Bathrooms can be one of the trickiest areas to design and it’s where professional designers really save you time and money. Designs can be limited by technical specifications, legal requirements, structural and drainage limitations. Having said that, they can often be the most exciting space to design. In small projects with budget limitations, bathrooms tend to be the place you splash (sorry for the pun) out, as you aren’t buying materials in huge quantities, you can get the extra nice tiles or go for slate floors. Or you might decide that since the downstairs cloakroom is so small and people in there will probably have time to look around them, you might go for that bold wallpaper and make the room more exciting and visually interesting.
Clients who want a more unique or individual looking space often experiment with new and antique or vintage/found at market pieces. They can be a great room for displaying a collection, as long as your objects don’t mind getting wet. Or perhaps you’ve decided that you are going to get that hotel chic feel and go all out for marble and make a grand and relaxing space.
Don’t be too swayed by fashionable or trendy images of bathrooms. The room has to be functional, first and foremost. A few years ago there was a huge trend for wooden floors, tabletops and detailing in bathrooms – they look great in pictures but can’t handle the moisture and you’ll find they look awful after a year and need replacing in 2-3 years time. It’s always best to ask a professional what works and how best to achieve the look you want.

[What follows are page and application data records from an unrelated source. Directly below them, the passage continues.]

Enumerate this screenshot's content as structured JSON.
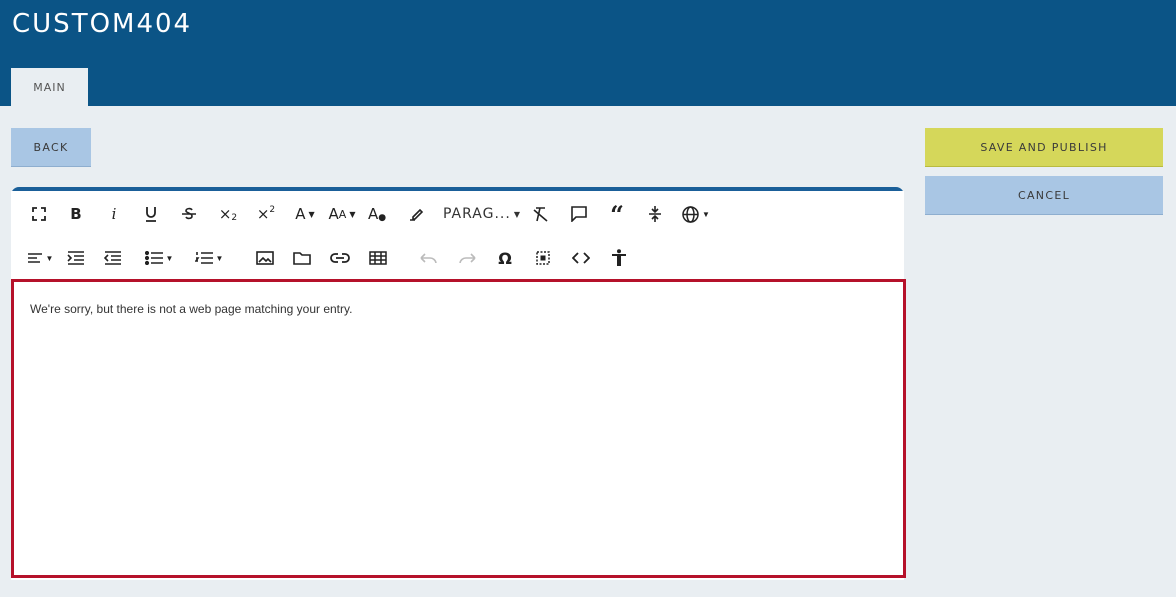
{
  "header": {
    "title": "CUSTOM404"
  },
  "tabs": [
    {
      "label": "MAIN"
    }
  ],
  "actions": {
    "back_label": "BACK",
    "save_label": "SAVE AND PUBLISH",
    "cancel_label": "CANCEL"
  },
  "toolbar": {
    "paragraph_label": "PARAG...",
    "row1_icons": [
      "fullscreen-icon",
      "bold-icon",
      "italic-icon",
      "underline-icon",
      "strikethrough-icon",
      "subscript-icon",
      "superscript-icon",
      "font-family-icon",
      "font-size-icon",
      "text-color-icon",
      "background-color-icon",
      "paragraph-format-dropdown",
      "clear-formatting-icon",
      "comment-icon",
      "quote-icon",
      "insert-hr-icon",
      "language-icon"
    ],
    "row2_icons": [
      "align-icon",
      "indent-icon",
      "outdent-icon",
      "unordered-list-icon",
      "ordered-list-icon",
      "insert-image-icon",
      "insert-file-icon",
      "insert-link-icon",
      "insert-table-icon",
      "undo-icon",
      "redo-icon",
      "special-characters-icon",
      "select-all-icon",
      "code-view-icon",
      "accessibility-icon"
    ]
  },
  "editor": {
    "content": "We're sorry, but there is not a web page matching your entry."
  },
  "colors": {
    "header_bg": "#0b5486",
    "save_bg": "#d5d75a",
    "secondary_bg": "#a9c6e4",
    "focus_border": "#b5112a"
  }
}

Likewise fancy gadgets like masticators. They may sound fantastic, a small machine that means you can place the toilet anywhere you like, no need to be near a stack pipe, but from experience they never work. They break constantly and are tricky to fix, and you will probably have to relocate the toilet back to solid plumbing within a few years. Bathroom electronics, such as TVs and iPads also suffer. If you’re having a steamy bath, the humidity may muffle the sound, or jacuzzi jets will drown it out entirely. No matter what the guarantee says, moisture always gets in and effects performance. There are tricks to minimise this, like piped venting, but that will involve a larger extractor. Attractive basins may not hold enough water, or may not drain quickly and clog easily.
Other problems to consider:
- Wet rooms. Some flat blocks and freeholders simply will not allow you to have one, and there is no form of appeal. In order to have a wet room, aside from the necessary access to good ventilation, you will need to raise the entire floor, so bare this in mind if you have low ceilings, or are likely to have to step up into the room. Also, you will have to make sure the drainage is very effective and that is shower is furthest from the door – or you’ll have soggy feet or slippers when you nip in to use the loo or do your make-up.
- Bath weight. A large metal or stone bath, when filled with water, can be extremely heavy and you might need to reinforce the floor, or position it over a supporting beam.
- Water pressure. You might need to update your boiler system if you want a power shower or change the position of your storage tank if putting a bathroom in a higher floor or loft.
- No electrical sockets. It’s illegal to put any socket that isn’t a shaver into a UK bathroom. So if you really want to have your hairdryer in there you might have to be creative and build one in. You can get around this (although strictly, we would never recommend this) by putting an adapter into the shaver socket – that way you can charge your tooth brush etc in situ.
- Built-in features, like hidden cisterns look sleek, but if they go wrong you’ll be taking a sledge hammer to your beautifully tiled back wall the first time doesn’t fill properly if you haven’t left an access hatch. If wall taps are leaking internally, slowly, it can be a long time before you discover the problem and it will usually mean replacing a large area.
So a little professional advice will go a long way with bathrooms. Our next post will be on some beautiful rooms we have created for clients and how we overcame unforeseen obstacles.